Jesus says ‘look at the birds – you are more valuable than these; look at the flowers – you were made for eternity.’ If God feeds the birds and clothes the flowers, will he not much more feed and clothe you?
Moreover, we need to,
(b) set God’s priorities before us. V33 – “Seek first his kingdom and righteouness, and these things will be given to you as well.”
So, it’s a question of priorities. We are not being told here to deny the value of material things, and become ascetics. No: God richly provides us with everything for our enjoyment.’ Nor is this an excuse for an idleness that expects food to drop onto our tables without working for it. ‘God gives every bird its food, but he does not throw it into the nest.’ Nor again can any of this be used as an excuse for turning our back on the plight of those who lack the basic necessities of life. No – it’s a matter of priorities; of putting first things first.
A businessman had an angel come to visit him who promised to grant him one request. The man requested a copy of the stock market quotes for one year in the future. As he studied the future prices on the stock exchanges he smiled smugly to himself about all the wealth that would be his as a result of this “insider” look into the future. Then he glanced across the newspaper page, only to see his own picture in the obituary column.
The one thing we all agree on about money and possessions is that ‘you can’t take it with you.’ But this leads to either of two attitudes. Either we say, ‘Let’s eat, drink and be merry, for tomorrow we die’, or we labour for the things that do last. We can build with wood, hay, stubble. Or we can build with silver and gold.

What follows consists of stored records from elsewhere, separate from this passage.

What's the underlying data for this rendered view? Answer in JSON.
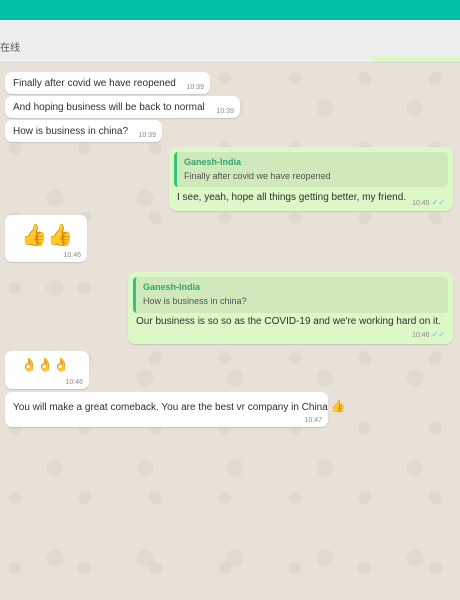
{
  "header": {
    "status": "在线"
  },
  "messages": [
    {
      "text": "Finally after covid we have reopened",
      "time": "10:39"
    },
    {
      "text": "And hoping business will be back to normal",
      "time": "10:39"
    },
    {
      "text": "How is business in china?",
      "time": "10:39"
    },
    {
      "quote_name": "Ganesh-India",
      "quote_text": "Finally after covid we have reopened",
      "text": "I see, yeah, hope all things getting better, my friend.",
      "time": "10:45"
    },
    {
      "emoji": "👍👍",
      "time": "10:46"
    },
    {
      "quote_name": "Ganesh-India",
      "quote_text": "How is business in china?",
      "text": "Our business is so so as the COVID-19 and we're working hard on it.",
      "time": "10:46"
    },
    {
      "emoji": "👌👌👌",
      "time": "10:46"
    },
    {
      "text": "You will make a great comeback. You are the best vr company in China",
      "emoji": "👍",
      "time": "10:47"
    }
  ],
  "icons": {
    "read_receipt": "double-check-icon"
  },
  "colors": {
    "accent": "#00bfa5",
    "outgoing_bubble": "#dcf8c6",
    "incoming_bubble": "#ffffff",
    "read_tick": "#4fc3f7"
  },
  "ticks": "✓✓"
}
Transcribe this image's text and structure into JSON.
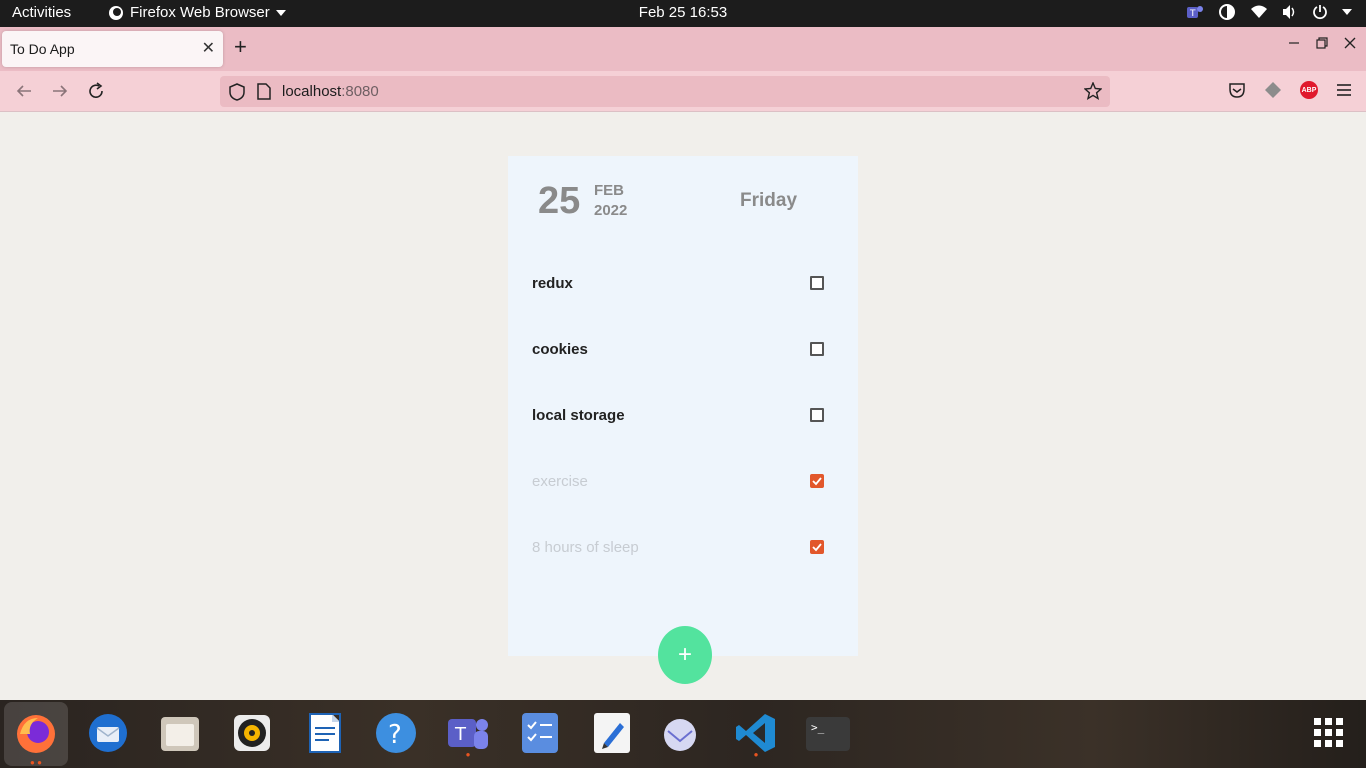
{
  "system": {
    "activities": "Activities",
    "app_menu": "Firefox Web Browser",
    "clock": "Feb 25  16:53"
  },
  "browser": {
    "tab_title": "To Do App",
    "url_host": "localhost",
    "url_port": ":8080"
  },
  "todo_app": {
    "day": "25",
    "month": "FEB",
    "year": "2022",
    "weekday": "Friday",
    "items": [
      {
        "label": "redux",
        "done": false
      },
      {
        "label": "cookies",
        "done": false
      },
      {
        "label": "local storage",
        "done": false
      },
      {
        "label": "exercise",
        "done": true
      },
      {
        "label": "8 hours of sleep",
        "done": true
      }
    ],
    "add_button": "+"
  },
  "colors": {
    "tab_strip": "#ebbcc5",
    "nav_bar": "#f5d0d6",
    "card": "#eef5fc",
    "checked": "#e2572b",
    "add_button": "#53e39e"
  },
  "dock": {
    "apps": [
      "firefox-icon",
      "thunderbird-icon",
      "files-icon",
      "rhythmbox-icon",
      "writer-icon",
      "help-icon",
      "teams-icon",
      "tasks-icon",
      "text-editor-icon",
      "mail-icon",
      "vscode-icon",
      "terminal-icon"
    ]
  }
}
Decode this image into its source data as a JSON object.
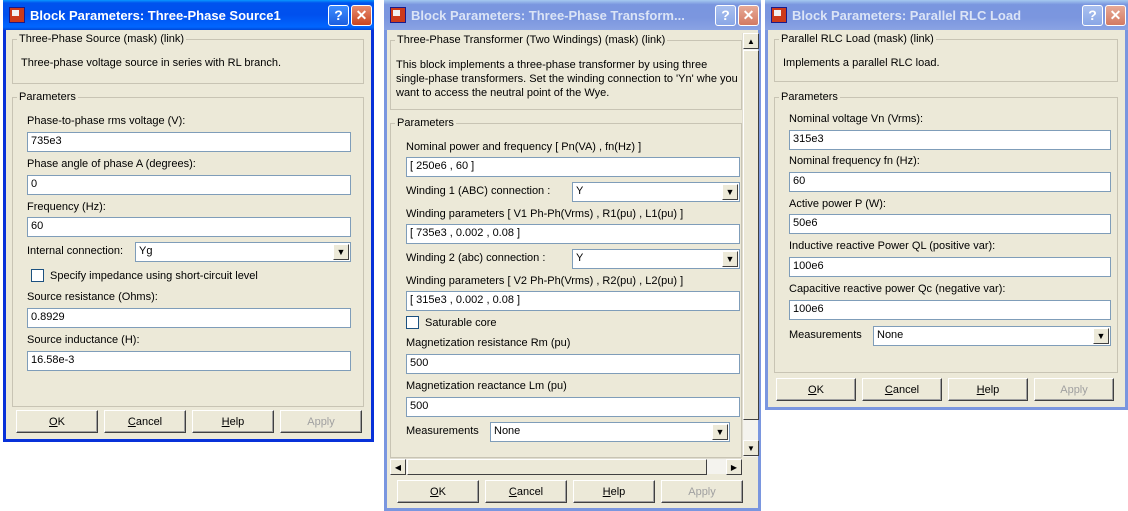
{
  "dialogs": [
    {
      "title": "Block Parameters: Three-Phase Source1",
      "block_header": "Three-Phase Source (mask) (link)",
      "description": "Three-phase voltage source in series with RL branch.",
      "params_header": "Parameters",
      "fields": [
        {
          "label": "Phase-to-phase rms voltage (V):",
          "value": "735e3"
        },
        {
          "label": "Phase angle of phase A (degrees):",
          "value": "0"
        },
        {
          "label": "Frequency (Hz):",
          "value": "60"
        },
        {
          "label": "Internal connection:",
          "value": "Yg"
        },
        {
          "label": "Specify impedance using short-circuit level",
          "checked": false
        },
        {
          "label": "Source resistance (Ohms):",
          "value": "0.8929"
        },
        {
          "label": "Source inductance (H):",
          "value": "16.58e-3"
        }
      ],
      "buttons": {
        "ok": "OK",
        "cancel": "Cancel",
        "help": "Help",
        "apply": "Apply"
      }
    },
    {
      "title": "Block Parameters: Three-Phase Transform...",
      "block_header": "Three-Phase Transformer (Two Windings) (mask) (link)",
      "description": "This block implements a three-phase transformer by using three single-phase transformers. Set the winding connection to 'Yn'  whe you want to access the neutral point of the Wye.",
      "params_header": "Parameters",
      "fields": [
        {
          "label": "Nominal power and frequency  [ Pn(VA) , fn(Hz) ]",
          "value": "[ 250e6 , 60 ]"
        },
        {
          "label": "Winding 1 (ABC) connection :",
          "value": "Y"
        },
        {
          "label": "Winding parameters [ V1 Ph-Ph(Vrms) , R1(pu) , L1(pu) ]",
          "value": "[ 735e3 , 0.002 , 0.08 ]"
        },
        {
          "label": "Winding 2 (abc) connection :",
          "value": "Y"
        },
        {
          "label": "Winding parameters [ V2 Ph-Ph(Vrms) , R2(pu) , L2(pu) ]",
          "value": "[ 315e3 , 0.002 , 0.08 ]"
        },
        {
          "label": "Saturable core",
          "checked": false
        },
        {
          "label": "Magnetization resistance  Rm (pu)",
          "value": "500"
        },
        {
          "label": "Magnetization reactance  Lm (pu)",
          "value": "500"
        },
        {
          "label": "Measurements",
          "value": "None"
        }
      ],
      "buttons": {
        "ok": "OK",
        "cancel": "Cancel",
        "help": "Help",
        "apply": "Apply"
      }
    },
    {
      "title": "Block Parameters: Parallel RLC Load",
      "block_header": "Parallel RLC Load (mask) (link)",
      "description": "Implements a parallel RLC load.",
      "params_header": "Parameters",
      "fields": [
        {
          "label": "Nominal voltage Vn (Vrms):",
          "value": "315e3"
        },
        {
          "label": "Nominal frequency fn (Hz):",
          "value": "60"
        },
        {
          "label": "Active power P (W):",
          "value": "50e6"
        },
        {
          "label": "Inductive reactive Power QL (positive var):",
          "value": "100e6"
        },
        {
          "label": "Capacitive reactive power Qc (negative var):",
          "value": "100e6"
        },
        {
          "label": "Measurements",
          "value": "None"
        }
      ],
      "buttons": {
        "ok": "OK",
        "cancel": "Cancel",
        "help": "Help",
        "apply": "Apply"
      }
    }
  ],
  "titlebar_buttons": {
    "help": "?",
    "close": "✕"
  },
  "icons": [
    "simulink-block-icon",
    "help-icon",
    "close-icon",
    "chevron-down-icon",
    "arrow-up-icon",
    "arrow-down-icon",
    "arrow-left-icon",
    "arrow-right-icon"
  ],
  "colors": {
    "active_titlebar": "#0053ee",
    "inactive_titlebar": "#7a96df",
    "dialog_face": "#ece9d8",
    "field_border": "#7f9db9"
  }
}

Let’s consider again our priorities. Let’s acknowledge afresh that money and the things that money can buy are at best means to a greater end: to a life that is full and satisfying, to a kingdom that will last for ever, to a character that may have much or little material things, but although poor in spirit, mourning over ungodliness, hungering and thirsting for righteousness, is pronounced blessed, blessed and blessed again by Jesus, who, though he was rich, yet for our sakes became poor, so that we through his poverty might become rich.